● Task: Every line in the records below that holds "active" must be identified and copied.

● Stored data entries:
__________________________________________________

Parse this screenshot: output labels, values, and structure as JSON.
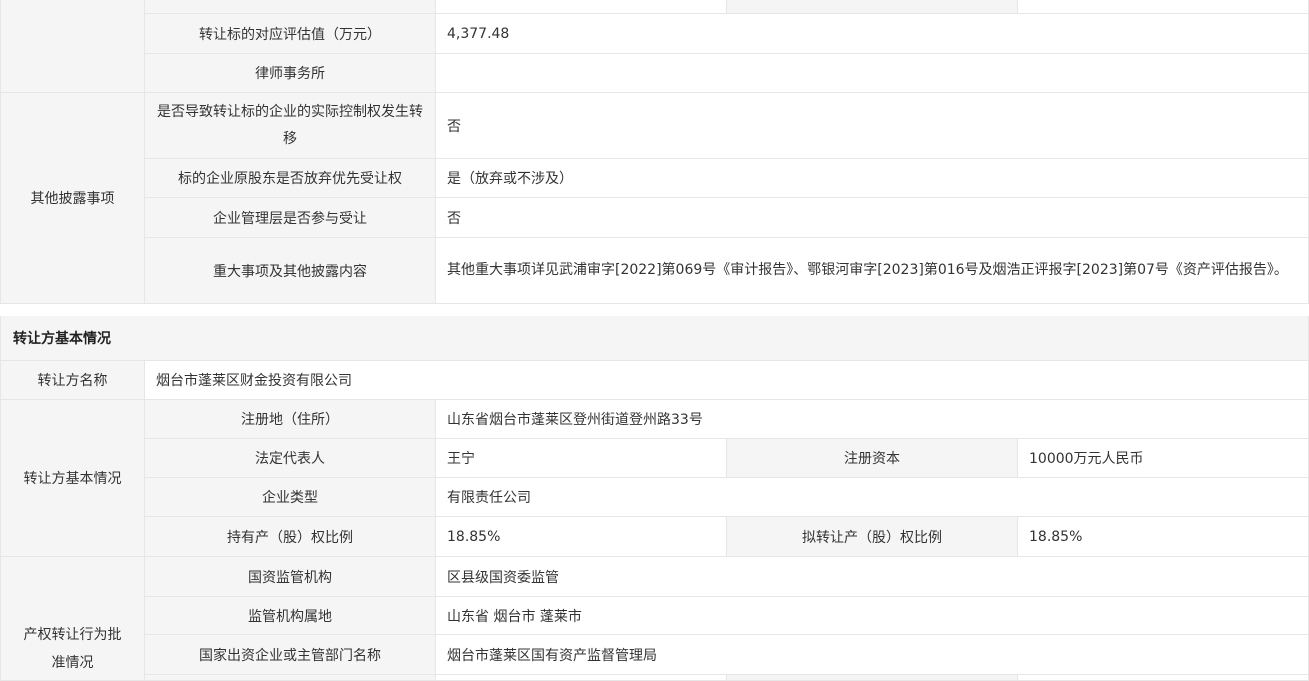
{
  "top_rows": {
    "valuation_label": "转让标的对应评估值（万元）",
    "valuation_value": "4,377.48",
    "law_firm_label": "律师事务所",
    "law_firm_value": ""
  },
  "other_disclosures": {
    "group_label": "其他披露事项",
    "control_change_label": "是否导致转让标的企业的实际控制权发生转移",
    "control_change_value": "否",
    "preemptive_label": "标的企业原股东是否放弃优先受让权",
    "preemptive_value": "是（放弃或不涉及）",
    "management_label": "企业管理层是否参与受让",
    "management_value": "否",
    "major_matters_label": "重大事项及其他披露内容",
    "major_matters_value": "其他重大事项详见武浦审字[2022]第069号《审计报告》、鄂银河审字[2023]第016号及烟浩正评报字[2023]第07号《资产评估报告》。"
  },
  "transferor": {
    "section_title": "转让方基本情况",
    "name_label": "转让方名称",
    "name_value": "烟台市蓬莱区财金投资有限公司",
    "group_label": "转让方基本情况",
    "address_label": "注册地（住所）",
    "address_value": "山东省烟台市蓬莱区登州街道登州路33号",
    "legal_rep_label": "法定代表人",
    "legal_rep_value": "王宁",
    "reg_capital_label": "注册资本",
    "reg_capital_value": "10000万元人民币",
    "company_type_label": "企业类型",
    "company_type_value": "有限责任公司",
    "holding_ratio_label": "持有产（股）权比例",
    "holding_ratio_value": "18.85%",
    "transfer_ratio_label": "拟转让产（股）权比例",
    "transfer_ratio_value": "18.85%"
  },
  "approval": {
    "group_label": "产权转让行为批准情况",
    "agency_label": "国资监管机构",
    "agency_value": "区县级国资委监管",
    "agency_location_label": "监管机构属地",
    "agency_location_value": "山东省 烟台市 蓬莱市",
    "dept_name_label": "国家出资企业或主管部门名称",
    "dept_name_value": "烟台市蓬莱区国有资产监督管理局"
  }
}
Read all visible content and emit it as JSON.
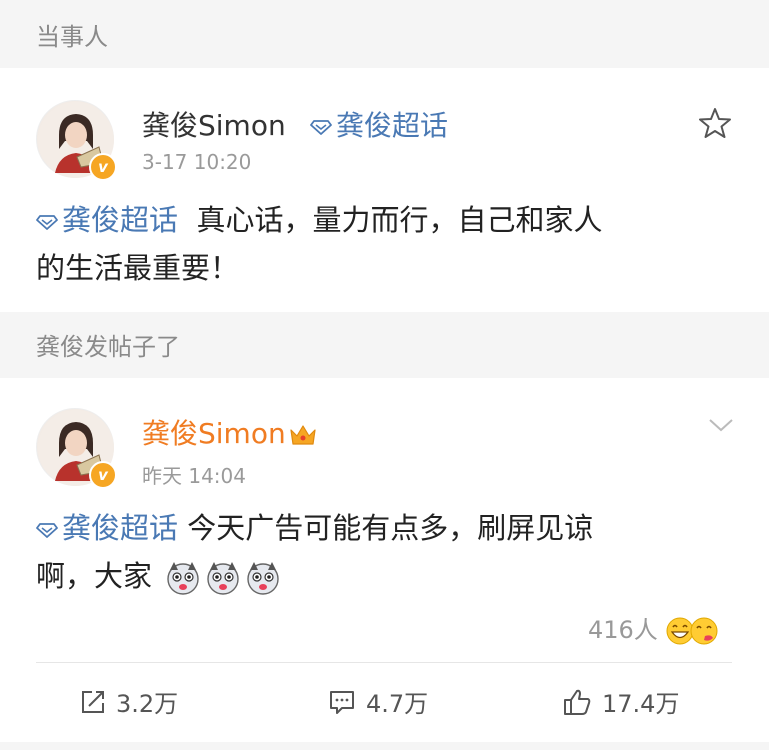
{
  "section1": {
    "header": "当事人"
  },
  "post1": {
    "author": "龚俊Simon",
    "super_topic": "龚俊超话",
    "time": "3-17 10:20",
    "topic": "龚俊超话",
    "text_line1": "真心话，量力而行，自己和家人",
    "text_line2": "的生活最重要！"
  },
  "section2": {
    "header": "龚俊发帖子了"
  },
  "post2": {
    "author": "龚俊Simon",
    "time": "昨天 14:04",
    "topic": "龚俊超话",
    "text_line1": "今天广告可能有点多，刷屏见谅",
    "text_line2": "啊，大家",
    "reaction_count": "416人"
  },
  "actions": {
    "share": "3.2万",
    "comment": "4.7万",
    "like": "17.4万"
  },
  "colors": {
    "topic_blue": "#4a79b4",
    "vip_orange": "#f07c22",
    "badge_orange": "#f6a623"
  }
}
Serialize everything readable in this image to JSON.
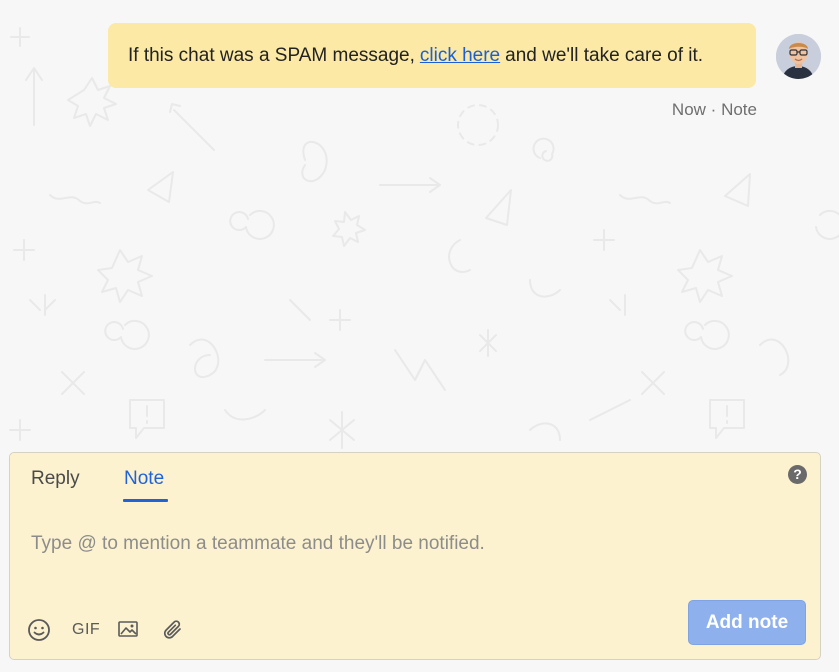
{
  "message": {
    "text_before": "If this chat was a SPAM message,",
    "link_text": "click here",
    "text_after": "and we'll take care of it.",
    "time": "Now",
    "separator": "·",
    "type": "Note"
  },
  "composer": {
    "tabs": [
      {
        "label": "Reply",
        "active": false
      },
      {
        "label": "Note",
        "active": true
      }
    ],
    "help_icon": "?",
    "placeholder": "Type @ to mention a teammate and they'll be notified.",
    "value": "",
    "toolbar": {
      "emoji_icon": "smiley-icon",
      "gif_label": "GIF",
      "image_icon": "image-icon",
      "attach_icon": "paperclip-icon"
    },
    "submit_label": "Add note"
  },
  "colors": {
    "note_background": "#fbe9a5",
    "composer_background": "#fdf2cf",
    "accent": "#1f63d8",
    "button": "#8eb0ec"
  }
}
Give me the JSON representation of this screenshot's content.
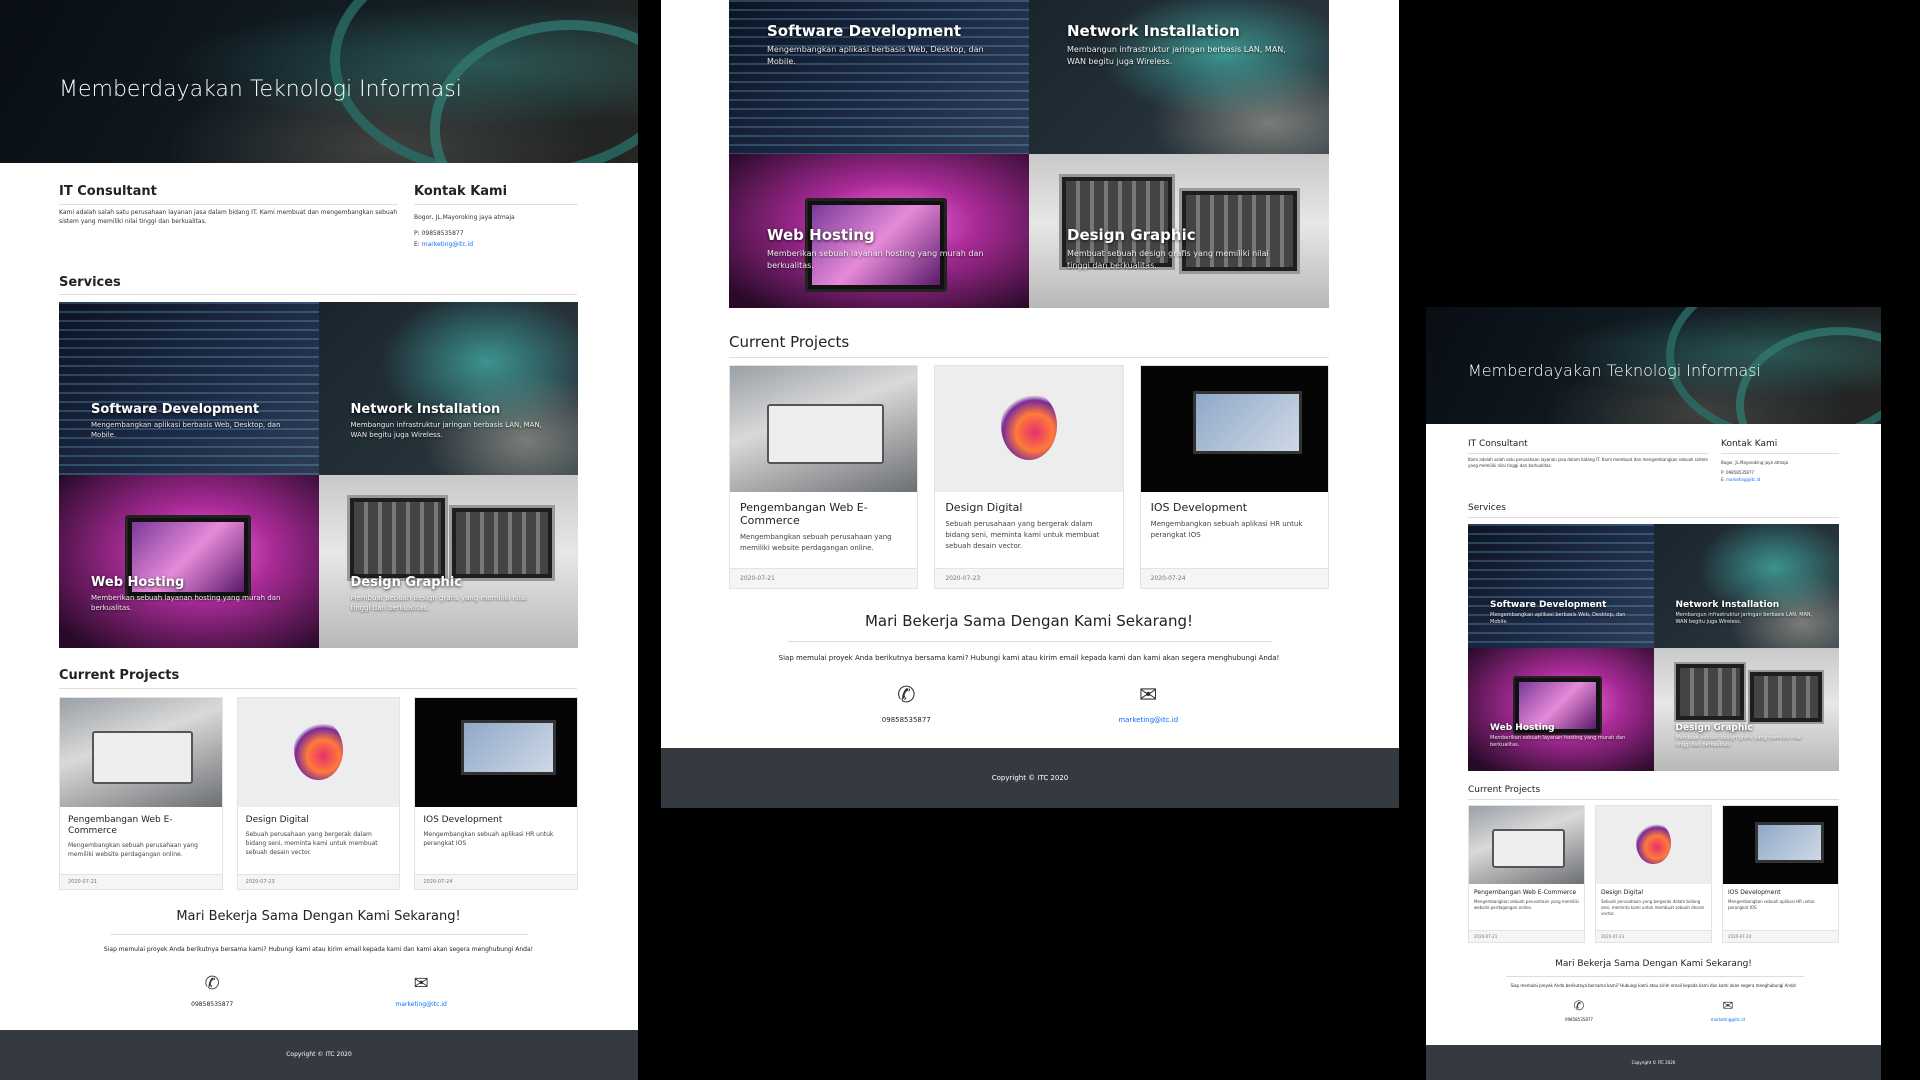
{
  "hero": {
    "title": "Memberdayakan Teknologi Informasi"
  },
  "about": {
    "heading": "IT Consultant",
    "text": "Kami adalah salah satu perusahaan layanan jasa dalam bidang IT. Kami membuat dan mengembangkan sebuah sistem yang memiliki nilai tinggi dan berkualitas."
  },
  "contact": {
    "heading": "Kontak Kami",
    "address": "Bogor, JL.Mayoroking jaya atmaja",
    "phone_prefix": "P:",
    "phone": "09858535877",
    "email_prefix": "E:",
    "email": "marketing@itc.id"
  },
  "services": {
    "heading": "Services",
    "items": [
      {
        "title": "Software Development",
        "desc": "Mengembangkan aplikasi berbasis Web, Desktop, dan Mobile."
      },
      {
        "title": "Network Installation",
        "desc": "Membangun infrastruktur jaringan berbasis LAN, MAN, WAN begitu juga Wireless."
      },
      {
        "title": "Web Hosting",
        "desc": "Memberikan sebuah layanan hosting yang murah dan berkualitas."
      },
      {
        "title": "Design Graphic",
        "desc": "Membuat sebuah design grafis yang memiliki nilai tinggi dan berkualitas."
      }
    ]
  },
  "projects": {
    "heading": "Current Projects",
    "items": [
      {
        "title": "Pengembangan Web E-Commerce",
        "desc": "Mengembangkan sebuah perusahaan yang memiliki website perdagangan online.",
        "date": "2020-07-21"
      },
      {
        "title": "Design Digital",
        "desc": "Sebuah perusahaan yang bergerak dalam bidang seni, meminta kami untuk membuat sebuah desain vector.",
        "date": "2020-07-23"
      },
      {
        "title": "IOS Development",
        "desc": "Mengembangkan sebuah aplikasi HR untuk perangkat IOS",
        "date": "2020-07-24"
      }
    ]
  },
  "cta": {
    "heading": "Mari Bekerja Sama Dengan Kami Sekarang!",
    "lead": "Siap memulai proyek Anda berikutnya bersama kami? Hubungi kami atau kirim email kepada kami dan kami akan segera menghubungi Anda!",
    "phone": "09858535877",
    "email": "marketing@itc.id"
  },
  "footer": {
    "text": "Copyright © ITC 2020"
  },
  "icons": {
    "phone": "phone-icon",
    "envelope": "envelope-icon"
  },
  "colors": {
    "footer_bg": "#343a40",
    "link": "#0d6efd",
    "hero_cable": "#3fa79c"
  }
}
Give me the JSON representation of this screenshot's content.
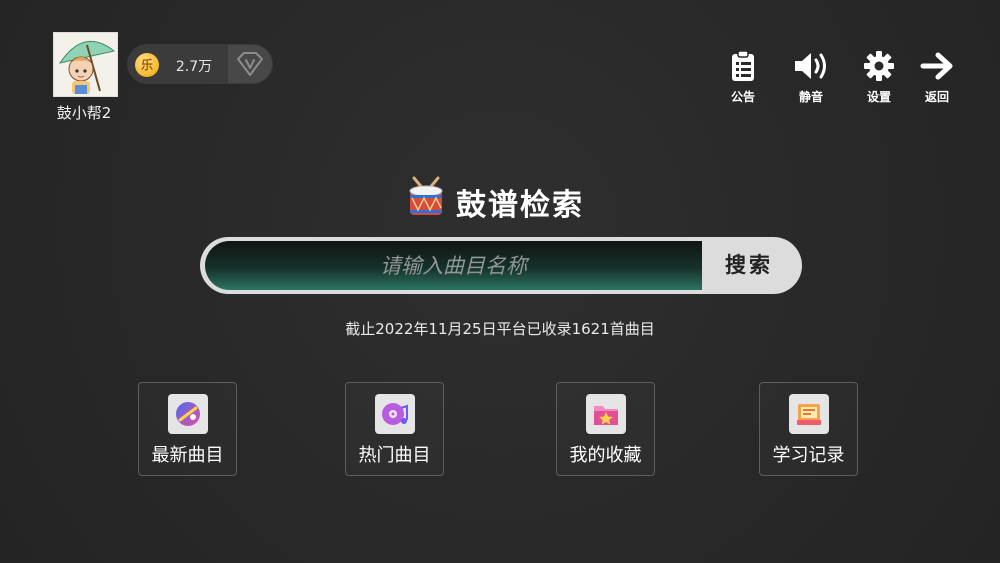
{
  "user": {
    "name": "鼓小帮2",
    "coin_symbol": "乐",
    "coins": "2.7万"
  },
  "actions": [
    {
      "label": "公告",
      "icon": "announcement-icon"
    },
    {
      "label": "静音",
      "icon": "speaker-icon"
    },
    {
      "label": "设置",
      "icon": "gear-icon"
    },
    {
      "label": "返回",
      "icon": "arrow-right-icon"
    }
  ],
  "main": {
    "title": "鼓谱检索",
    "search_placeholder": "请输入曲目名称",
    "search_button": "搜索",
    "notice": "截止2022年11月25日平台已收录1621首曲目"
  },
  "categories": [
    {
      "label": "最新曲目",
      "icon": "new-tracks-icon"
    },
    {
      "label": "热门曲目",
      "icon": "hot-tracks-icon"
    },
    {
      "label": "我的收藏",
      "icon": "favorites-icon"
    },
    {
      "label": "学习记录",
      "icon": "study-record-icon"
    }
  ],
  "colors": {
    "background": "#282828",
    "search_gradient_end": "#2b7462",
    "coin": "#f0a500"
  }
}
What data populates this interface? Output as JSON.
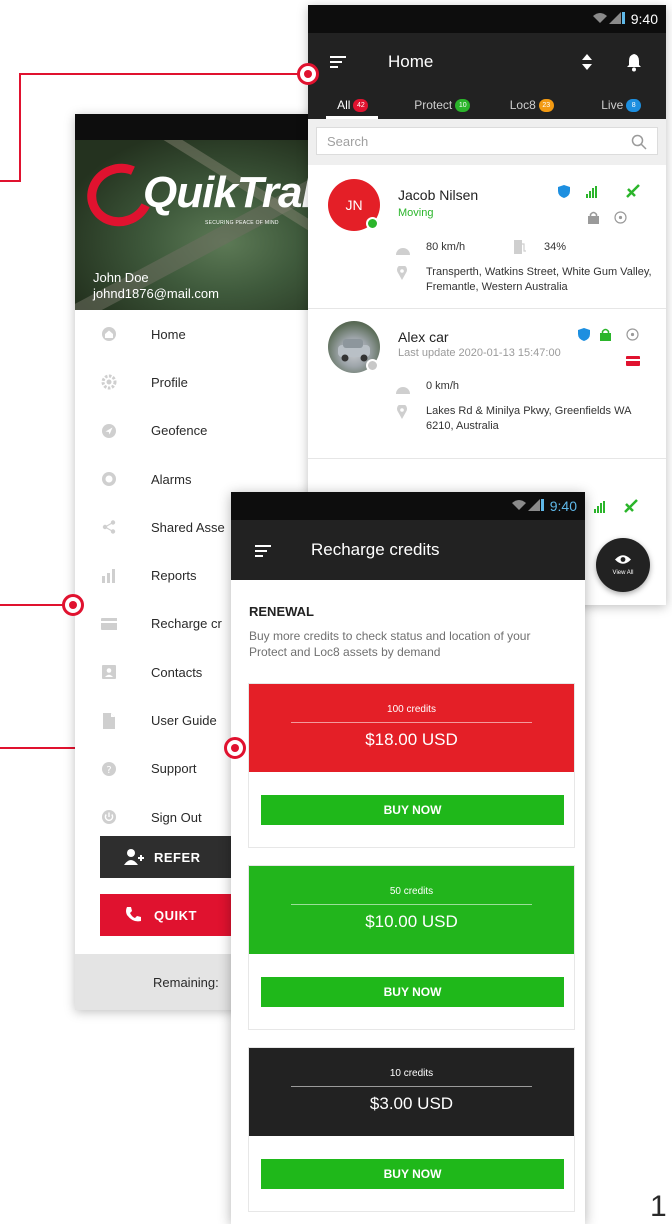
{
  "drawer": {
    "brand": "QuikTrak",
    "tagline": "SECURING PEACE OF MIND",
    "user_name": "John Doe",
    "user_email": "johnd1876@mail.com",
    "menu": [
      {
        "label": "Home",
        "icon": "home-icon"
      },
      {
        "label": "Profile",
        "icon": "gear-icon"
      },
      {
        "label": "Geofence",
        "icon": "navigation-icon"
      },
      {
        "label": "Alarms",
        "icon": "alarm-icon"
      },
      {
        "label": "Shared Asse",
        "icon": "share-icon"
      },
      {
        "label": "Reports",
        "icon": "bar-chart-icon"
      },
      {
        "label": "Recharge cr",
        "icon": "card-icon"
      },
      {
        "label": "Contacts",
        "icon": "contact-icon"
      },
      {
        "label": "User Guide",
        "icon": "document-icon"
      },
      {
        "label": "Support",
        "icon": "help-icon"
      },
      {
        "label": "Sign Out",
        "icon": "power-icon"
      }
    ],
    "refer_label": "REFER",
    "quik_label": "QUIKT",
    "remaining_label": "Remaining:"
  },
  "home": {
    "status_time": "9:40",
    "title": "Home",
    "tabs": [
      {
        "label": "All",
        "badge": "42",
        "badge_color": "#e0122f"
      },
      {
        "label": "Protect",
        "badge": "10",
        "badge_color": "#2bb52b"
      },
      {
        "label": "Loc8",
        "badge": "23",
        "badge_color": "#f39a12"
      },
      {
        "label": "Live",
        "badge": "8",
        "badge_color": "#1d8fe0"
      }
    ],
    "search_placeholder": "Search",
    "assets": [
      {
        "initials": "JN",
        "name": "Jacob Nilsen",
        "status": "Moving",
        "speed": "80 km/h",
        "battery": "34%",
        "address": "Transperth, Watkins Street, White Gum Valley, Fremantle, Western Australia"
      },
      {
        "name": "Alex car",
        "status": "Last update 2020-01-13 15:47:00",
        "speed": "0 km/h",
        "address": "Lakes Rd & Minilya Pkwy, Greenfields WA 6210, Australia"
      }
    ],
    "fab_label": "View All"
  },
  "recharge": {
    "status_time": "9:40",
    "title": "Recharge credits",
    "section": "RENEWAL",
    "description": "Buy more credits to check status and location of your Protect and Loc8 assets by demand",
    "packages": [
      {
        "credits": "100 credits",
        "price": "$18.00 USD",
        "color": "#e41f27",
        "button": "BUY NOW"
      },
      {
        "credits": "50 credits",
        "price": "$10.00 USD",
        "color": "#22b51c",
        "button": "BUY NOW"
      },
      {
        "credits": "10 credits",
        "price": "$3.00 USD",
        "color": "#222222",
        "button": "BUY NOW"
      }
    ]
  },
  "colors": {
    "accent": "#e0122f",
    "green": "#1fb81a",
    "dark": "#222222"
  },
  "page_number": "1"
}
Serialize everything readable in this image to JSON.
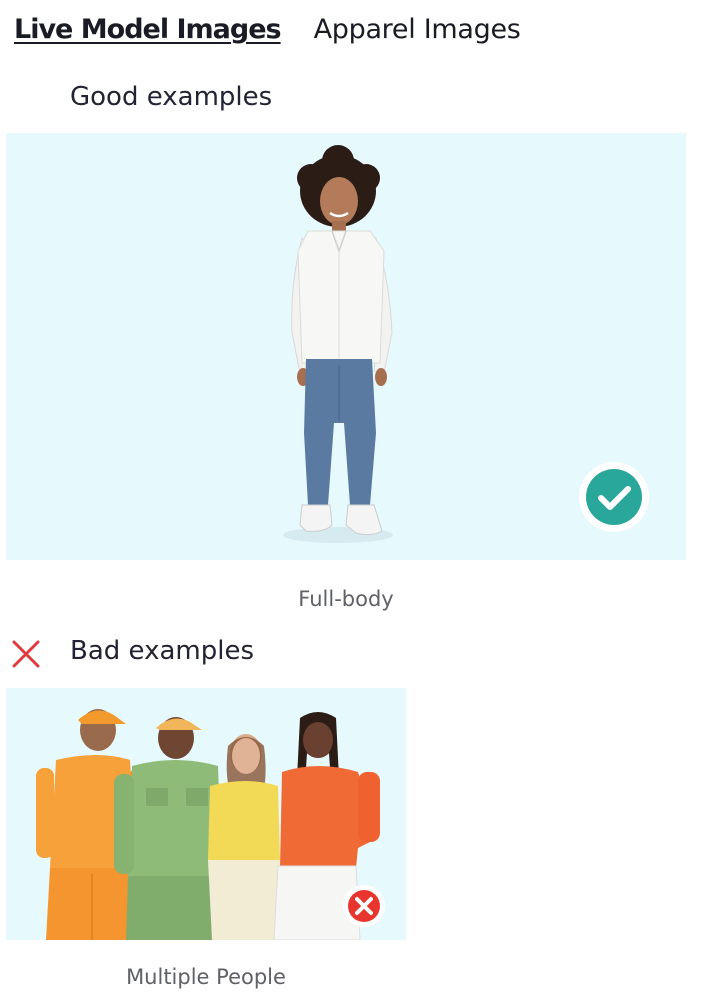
{
  "tabs": [
    {
      "label": "Live Model Images",
      "active": true
    },
    {
      "label": "Apparel Images",
      "active": false
    }
  ],
  "good_section": {
    "heading": "Good examples",
    "caption": "Full-body",
    "status_icon": "check-circle-icon",
    "status_color": "#2aa79b"
  },
  "bad_section": {
    "heading": "Bad examples",
    "heading_icon": "close-icon",
    "heading_icon_color": "#e0393e",
    "caption": "Multiple People",
    "status_icon": "x-circle-icon",
    "status_color": "#e8362f"
  },
  "colors": {
    "image_background": "#e6f9fd",
    "text": "#1f2230",
    "caption": "#5f6068"
  }
}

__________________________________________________

● Answer to this problem:
        "active": false
        "active": true
      "active": true
      "active": false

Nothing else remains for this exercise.